The same year however, Porsche launched the 944 Turbo which we have pictured, using the same 2500cc four cylinder engine with a small KKK turbo charger attached to it along with ceramic liners, forged pistons, improved aero in the integrated front bumper, four pot Brembo’s borrowed from the Porsche 911, sixteen inch teledial wheels and a 0-60mph time of 5.9 seconds this model really was a force to be reckoned during the mid eighties.
Simon MacDougall from Comber is well known throughout the Emerald Isle for his epic Opel Manta Turbo build which we featured some four years ago but with the time, materials and money involved in this retro ride, Simon couldn’t enjoy the full potential of the car and sold it to pursue a dream of removing the marshals overalls and donning the racing overalls!
This spawned several memories of driving other people’s cars on track and instantly recognised the affordable enjoyment of a Porsche 944 Turbo and thus commenced a marathon session on UsedCars NI and various other such car sales sites to find the prime suspect.
On collection of the car from Newcastle, England Simon knew he had made the right choice and thoroughly enjoyed the epic drive back to the ferry terminal. Whilst on the boat however a regular UsedCars NI trader even offered cash to buy it off Simon on the boat home, to which he declined.
This was only the start line however and there was to be a lot of sleepless nights and fabrication involved before the finish line of the cars first event. This finish line wasn’t to be seen in any hurry however as Simon enjoyed using the Porsche as a luxury weekend retro sports car for well over a year.
Within this year Simon helped out a good friend who had progressed from partaking in track days to being competitive on hill climb and sprint events. This is when it was realised how achievable and accessible clubman motorsport really was and the bug was firmly in place and the MSA license was applied for.
This is when the workshop was tidied and the 944 Turbo was never to be the same again. Starting with safety Simon wanted to remove the stock seats in favour of some MSA spec carbon/Kevlar Recaro seats along with a club sport styled rear roll cage, which also supports the straps of the MSA spec racing harnesses.
Whilst inside, Simon added an alloy passenger kick pate and fabricated a switch housing which seats like a factory option as an extension to the centre consol. Also installed within a custom alloy housing in the dash is a boost gauge, aftermarket rev limiter and air/fuel ratio gauge which all combine when monitored to prevent unnecessary damage to the engine.

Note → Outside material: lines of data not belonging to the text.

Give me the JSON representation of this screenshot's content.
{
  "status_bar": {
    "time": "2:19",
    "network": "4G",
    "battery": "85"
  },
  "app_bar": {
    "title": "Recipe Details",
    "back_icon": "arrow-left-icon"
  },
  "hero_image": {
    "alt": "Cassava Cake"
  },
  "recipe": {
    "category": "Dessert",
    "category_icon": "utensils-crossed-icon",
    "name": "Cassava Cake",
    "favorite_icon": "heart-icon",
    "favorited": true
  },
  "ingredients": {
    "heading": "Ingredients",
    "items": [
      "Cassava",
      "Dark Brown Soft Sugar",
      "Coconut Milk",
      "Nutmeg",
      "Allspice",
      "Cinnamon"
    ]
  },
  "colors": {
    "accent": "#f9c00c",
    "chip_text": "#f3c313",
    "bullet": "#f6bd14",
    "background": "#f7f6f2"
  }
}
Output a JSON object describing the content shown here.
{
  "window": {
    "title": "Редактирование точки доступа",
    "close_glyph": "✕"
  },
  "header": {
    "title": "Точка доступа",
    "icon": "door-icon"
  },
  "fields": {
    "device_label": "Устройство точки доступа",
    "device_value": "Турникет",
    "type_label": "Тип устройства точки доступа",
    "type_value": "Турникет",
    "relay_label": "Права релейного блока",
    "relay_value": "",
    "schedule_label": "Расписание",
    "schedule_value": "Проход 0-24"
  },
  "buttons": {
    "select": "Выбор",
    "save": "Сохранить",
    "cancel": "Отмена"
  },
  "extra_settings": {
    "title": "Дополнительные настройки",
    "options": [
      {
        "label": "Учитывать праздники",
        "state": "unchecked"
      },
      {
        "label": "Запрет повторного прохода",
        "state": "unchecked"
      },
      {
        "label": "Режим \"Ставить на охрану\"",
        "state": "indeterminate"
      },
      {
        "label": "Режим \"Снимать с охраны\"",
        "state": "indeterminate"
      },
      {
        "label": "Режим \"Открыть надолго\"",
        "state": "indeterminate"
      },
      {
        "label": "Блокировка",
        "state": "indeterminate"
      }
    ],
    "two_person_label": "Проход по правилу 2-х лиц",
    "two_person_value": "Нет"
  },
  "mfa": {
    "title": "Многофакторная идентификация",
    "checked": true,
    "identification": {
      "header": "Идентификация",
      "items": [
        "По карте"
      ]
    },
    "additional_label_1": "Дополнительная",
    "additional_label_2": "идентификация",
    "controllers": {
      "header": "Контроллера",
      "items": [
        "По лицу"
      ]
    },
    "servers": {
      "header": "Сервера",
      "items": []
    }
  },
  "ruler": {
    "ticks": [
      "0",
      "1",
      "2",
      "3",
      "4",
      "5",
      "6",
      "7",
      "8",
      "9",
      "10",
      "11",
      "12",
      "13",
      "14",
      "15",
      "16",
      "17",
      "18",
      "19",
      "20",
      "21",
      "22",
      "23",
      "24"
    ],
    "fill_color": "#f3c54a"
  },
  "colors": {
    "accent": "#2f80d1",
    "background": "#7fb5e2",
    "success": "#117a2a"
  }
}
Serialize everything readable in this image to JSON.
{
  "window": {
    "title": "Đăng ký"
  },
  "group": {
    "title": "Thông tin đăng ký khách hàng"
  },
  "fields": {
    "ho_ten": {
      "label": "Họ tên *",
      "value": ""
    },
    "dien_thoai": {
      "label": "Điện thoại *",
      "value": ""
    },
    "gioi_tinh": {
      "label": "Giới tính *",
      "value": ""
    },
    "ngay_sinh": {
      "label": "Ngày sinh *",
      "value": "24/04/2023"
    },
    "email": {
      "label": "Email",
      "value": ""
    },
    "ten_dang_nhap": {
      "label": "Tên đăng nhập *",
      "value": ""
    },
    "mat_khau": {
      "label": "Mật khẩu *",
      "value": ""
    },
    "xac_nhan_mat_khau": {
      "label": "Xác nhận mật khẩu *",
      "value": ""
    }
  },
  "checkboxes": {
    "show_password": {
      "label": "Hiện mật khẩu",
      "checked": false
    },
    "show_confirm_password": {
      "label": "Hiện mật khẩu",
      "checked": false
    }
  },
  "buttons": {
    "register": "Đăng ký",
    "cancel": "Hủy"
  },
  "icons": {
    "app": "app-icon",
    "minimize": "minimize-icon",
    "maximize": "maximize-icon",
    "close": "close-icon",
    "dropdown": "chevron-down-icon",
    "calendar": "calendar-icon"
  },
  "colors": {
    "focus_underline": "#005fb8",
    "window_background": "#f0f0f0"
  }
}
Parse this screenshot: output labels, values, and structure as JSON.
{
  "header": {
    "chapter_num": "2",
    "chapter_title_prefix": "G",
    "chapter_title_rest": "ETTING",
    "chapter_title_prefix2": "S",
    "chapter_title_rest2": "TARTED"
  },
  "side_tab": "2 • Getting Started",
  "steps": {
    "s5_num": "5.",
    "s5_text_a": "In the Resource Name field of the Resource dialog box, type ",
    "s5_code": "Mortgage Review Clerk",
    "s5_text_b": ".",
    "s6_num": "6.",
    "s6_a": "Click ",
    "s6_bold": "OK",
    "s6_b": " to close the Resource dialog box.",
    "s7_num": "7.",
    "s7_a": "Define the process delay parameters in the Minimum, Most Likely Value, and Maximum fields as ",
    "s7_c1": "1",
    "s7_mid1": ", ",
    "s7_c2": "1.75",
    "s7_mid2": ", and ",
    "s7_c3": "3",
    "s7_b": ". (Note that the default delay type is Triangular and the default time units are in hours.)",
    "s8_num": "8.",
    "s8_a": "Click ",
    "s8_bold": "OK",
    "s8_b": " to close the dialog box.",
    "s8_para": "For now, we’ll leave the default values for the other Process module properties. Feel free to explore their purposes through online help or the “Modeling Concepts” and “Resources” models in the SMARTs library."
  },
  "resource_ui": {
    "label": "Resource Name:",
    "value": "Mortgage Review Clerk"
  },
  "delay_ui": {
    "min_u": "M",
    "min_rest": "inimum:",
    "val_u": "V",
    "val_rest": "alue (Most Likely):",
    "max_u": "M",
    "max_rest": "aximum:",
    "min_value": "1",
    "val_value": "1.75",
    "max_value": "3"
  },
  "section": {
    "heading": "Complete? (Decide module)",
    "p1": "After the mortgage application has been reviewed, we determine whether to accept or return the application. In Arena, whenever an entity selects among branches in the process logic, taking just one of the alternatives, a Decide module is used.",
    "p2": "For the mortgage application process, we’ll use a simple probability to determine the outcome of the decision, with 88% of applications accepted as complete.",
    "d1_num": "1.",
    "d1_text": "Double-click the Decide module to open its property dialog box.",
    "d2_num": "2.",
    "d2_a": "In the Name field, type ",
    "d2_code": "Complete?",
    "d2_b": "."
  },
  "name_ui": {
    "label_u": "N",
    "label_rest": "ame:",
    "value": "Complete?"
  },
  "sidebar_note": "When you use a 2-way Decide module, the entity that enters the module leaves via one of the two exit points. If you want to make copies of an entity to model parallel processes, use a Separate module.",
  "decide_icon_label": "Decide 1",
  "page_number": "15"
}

To aid with the cars times, Simon fitted stiffer springs and Kumho V700 road legal racing tyres and had the ECU remapped giving the car a rough estimate of 250bhp which is more than enough. And on driving the car personally I must say that eighties boost is something addictive, there is not much power at all and then all of a sudden a huge wallop of boost which holds tremendously and provides smiles per miles.
With the added power and grip from the tyres, speeds on track and on the closed road hill climbs are as expected much greater and thus Simon then looked at upgrading the braking system. For this he employed a set of Performance Friction brake pads along with racing brake fluid and refreshed the brake components.
This 30 year old car with just shy of 150,000 genuine miles on the clock is more than proving its pedigree with Simon fighting for tenths of seconds on events for class honours against machinery that is much more modern and technologically advanced.
Simon would like to thank all those who have helped him get the car to the stage it is at now and also the Thoroughbred Sports Car Club of Northern Ireland and marshal’s without whom he would have no championship to compete in.
We wish Simon the best of luck with the rest of the season and for many more to come.
Words and Photos: Graham Curry